    Sanchez helps Gunners hold on

    Olivier Giroud's moment of madness nearly costs them
    A Christmas without hope: Fears grow in Gaza that the conflict with Israel will soon reignite

    Christmas without hope

    Gaza fears grow that conflict with Israel will soon reignite
    After 150 years, you can finally visit the grisliest museum in the country

    The 'Black Museum'

    After 150 years, you can finally visit Britain's grisliest museum
    No ho-ho-hos with Nick Frost's badass Santa

    No ho-ho-hos with Nick Frost's badass Santa

    Doctor Who Christmas Special TV review
    Chilly Christmas: Swimmers take festive dip for charity

    Chilly Christmas

    Swimmers dive into freezing British waters for charity
    Veterans' hostel 'overwhelmed by kindness' for festive dinner

    Homeless Veterans appeal

    In 2010, Sgt Gary Jamieson stepped on an IED in Afghanistan and lost his legs and an arm. He reveals what, and who, helped him to make a remarkable recovery
    Isis in Iraq: Yazidi girls killing themselves to escape rape and imprisonment by militants

    'Jilan killed herself in the bathroom. She cut her wrists and hanged herself'

    Yazidi girls killing themselves to escape rape and imprisonment
    Ed Balls interview: 'If I think about the deficit when I'm playing the piano, it all goes wrong'

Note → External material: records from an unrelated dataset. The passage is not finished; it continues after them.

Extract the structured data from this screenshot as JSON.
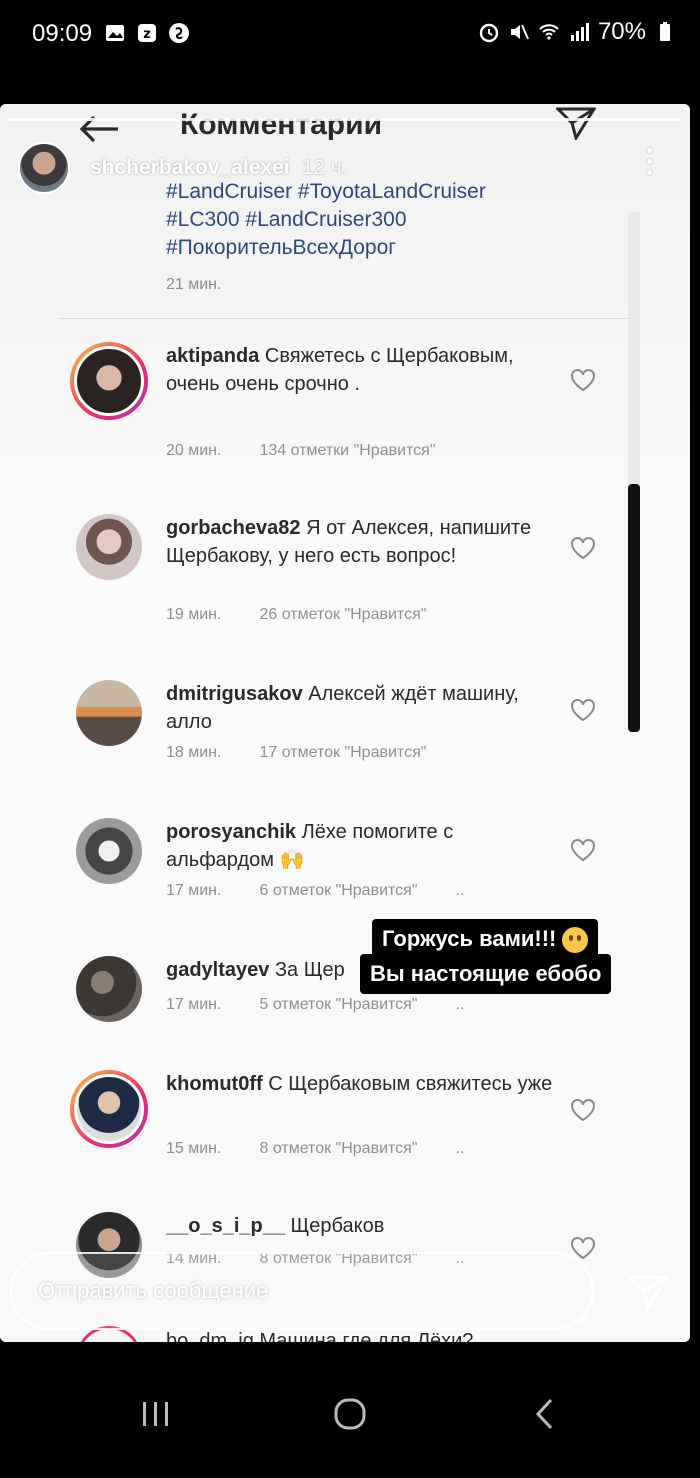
{
  "status_bar": {
    "time": "09:09",
    "battery": "70%",
    "left_icons": [
      "image-icon",
      "alarm-badge-icon",
      "shazam-icon"
    ],
    "right_icons": [
      "alarm-icon",
      "mute-icon",
      "wifi-icon",
      "signal-icon",
      "battery-icon"
    ]
  },
  "header": {
    "title": "Комментарии",
    "back_icon": "back-arrow-icon",
    "send_icon": "paper-plane-icon"
  },
  "story": {
    "username": "shcherbakov_alexei",
    "time_ago": "12 ч."
  },
  "caption": {
    "lines": [
      "#LandCruiser #ToyotaLandCruiser",
      "#LC300 #LandCruiser300",
      "#ПокорительВсехДорог"
    ],
    "time": "21 мин."
  },
  "comments": [
    {
      "user": "aktipanda",
      "text": "Свяжетесь с Щербаковым, очень очень срочно .",
      "time": "20 мин.",
      "likes": "134 отметки \"Нравится\"",
      "dots": "",
      "ring": true,
      "avatar_color": "#3a2f2c"
    },
    {
      "user": "gorbacheva82",
      "text": "Я от Алексея, напишите Щербакову, у него есть вопрос!",
      "time": "19 мин.",
      "likes": "26 отметок \"Нравится\"",
      "dots": "",
      "ring": false,
      "avatar_color": "#c8b8b4"
    },
    {
      "user": "dmitrigusakov",
      "text": "Алексей ждёт машину, алло",
      "time": "18 мин.",
      "likes": "17 отметок \"Нравится\"",
      "dots": "",
      "ring": false,
      "avatar_color": "#8a7a6e"
    },
    {
      "user": "porosyanchik",
      "text": "Лёхе помогите с альфардом 🙌",
      "time": "17 мин.",
      "likes": "6 отметок \"Нравится\"",
      "dots": "..",
      "ring": false,
      "avatar_color": "#6f6f6f"
    },
    {
      "user": "gadyltayev",
      "text": "За Щер",
      "time": "17 мин.",
      "likes": "5 отметок \"Нравится\"",
      "dots": "..",
      "ring": false,
      "avatar_color": "#4a4540"
    },
    {
      "user": "khomut0ff",
      "text": "С Щербаковым свяжитесь уже",
      "time": "15 мин.",
      "likes": "8 отметок \"Нравится\"",
      "dots": "..",
      "ring": true,
      "avatar_color": "#2f3b52"
    },
    {
      "user": "__o_s_i_p__",
      "text": "Щербаков",
      "time": "14 мин.",
      "likes": "8 отметок \"Нравится\"",
      "dots": "..",
      "ring": false,
      "avatar_color": "#3a3a3a"
    }
  ],
  "peek_comment": "bo_dm_iq Машина где для Лёхи?",
  "sticker": {
    "line1": "Горжусь вами!!!",
    "line2": "Вы настоящие ебобо",
    "emoji": "smiling-face-with-tear"
  },
  "reply": {
    "placeholder": "Отправить сообщение"
  },
  "nav": {
    "buttons": [
      "recent-apps-icon",
      "home-icon",
      "back-icon"
    ]
  }
}
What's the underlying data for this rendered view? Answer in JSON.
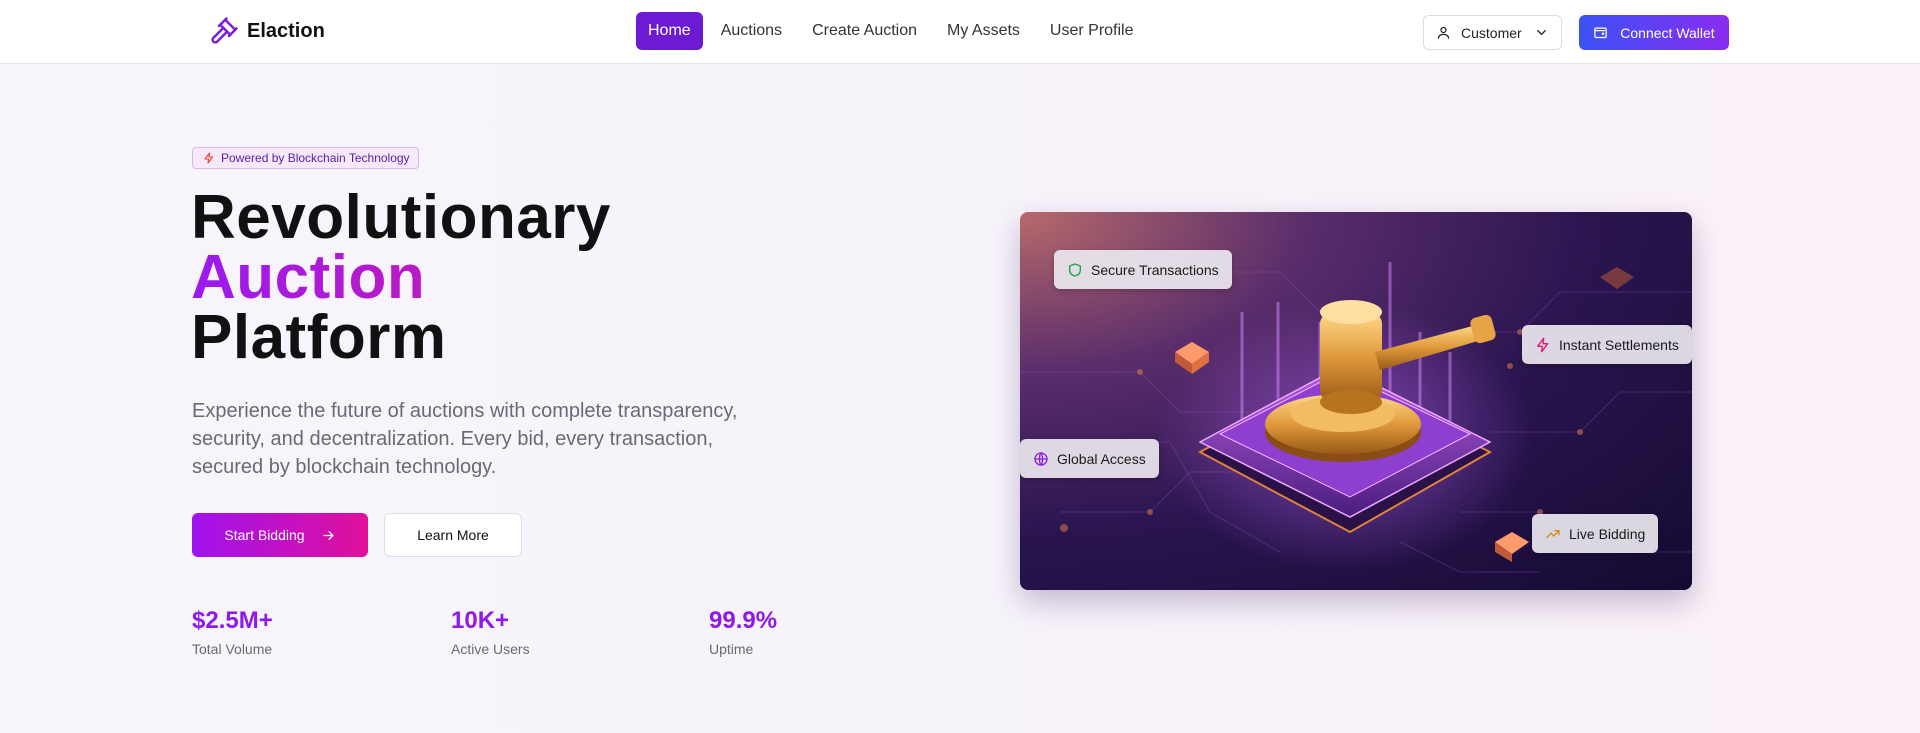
{
  "brand": {
    "name": "Elaction",
    "icon": "gavel-icon"
  },
  "nav": {
    "items": [
      {
        "label": "Home",
        "active": true
      },
      {
        "label": "Auctions"
      },
      {
        "label": "Create Auction"
      },
      {
        "label": "My Assets"
      },
      {
        "label": "User Profile"
      }
    ],
    "role_select": {
      "value": "Customer",
      "icon": "user-icon"
    },
    "wallet_button": {
      "label": "Connect Wallet",
      "icon": "wallet-icon"
    }
  },
  "hero": {
    "badge": {
      "label": "Powered by Blockchain Technology",
      "icon": "lightning-icon"
    },
    "headline": {
      "line1": "Revolutionary",
      "line2": "Auction",
      "line3": "Platform"
    },
    "lead": "Experience the future of auctions with complete transparency, security, and decentralization. Every bid, every transaction, secured by blockchain technology.",
    "primary_button": {
      "label": "Start Bidding",
      "icon": "arrow-right-icon"
    },
    "secondary_button": {
      "label": "Learn More"
    },
    "stats": [
      {
        "value": "$2.5M+",
        "label": "Total Volume"
      },
      {
        "value": "10K+",
        "label": "Active Users"
      },
      {
        "value": "99.9%",
        "label": "Uptime"
      }
    ],
    "chips": [
      {
        "label": "Secure Transactions",
        "icon": "shield-icon"
      },
      {
        "label": "Instant Settlements",
        "icon": "lightning-icon"
      },
      {
        "label": "Global Access",
        "icon": "globe-icon"
      },
      {
        "label": "Live Bidding",
        "icon": "trending-up-icon"
      }
    ]
  },
  "colors": {
    "accent": "#6d1ad3",
    "gradient_start": "#a012ee",
    "gradient_end": "#e0109a",
    "wallet_start": "#3b53f6",
    "wallet_end": "#8a2cf0",
    "stat": "#8f18ec"
  }
}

    Ed Balls interview

    'If I think about the deficit when I'm playing the piano, it all goes wrong'
    He's behind you, dude!

    US stars in UK panto

    From David Hasselhoff to Jerry Hall
    Grace Dent's Christmas Quiz: What are you – a festive curmudgeon or top of the tree?

    Grace Dent's Christmas Quiz

    What are you – a festive curmudgeon or top of the tree?
    Nasa planning to build cloud cities in airships above Venus

    Nasa planning to build cloud cities in airships above Venus

    Planet’s surface is inhospitable to humans but 30 miles above it is almost perfect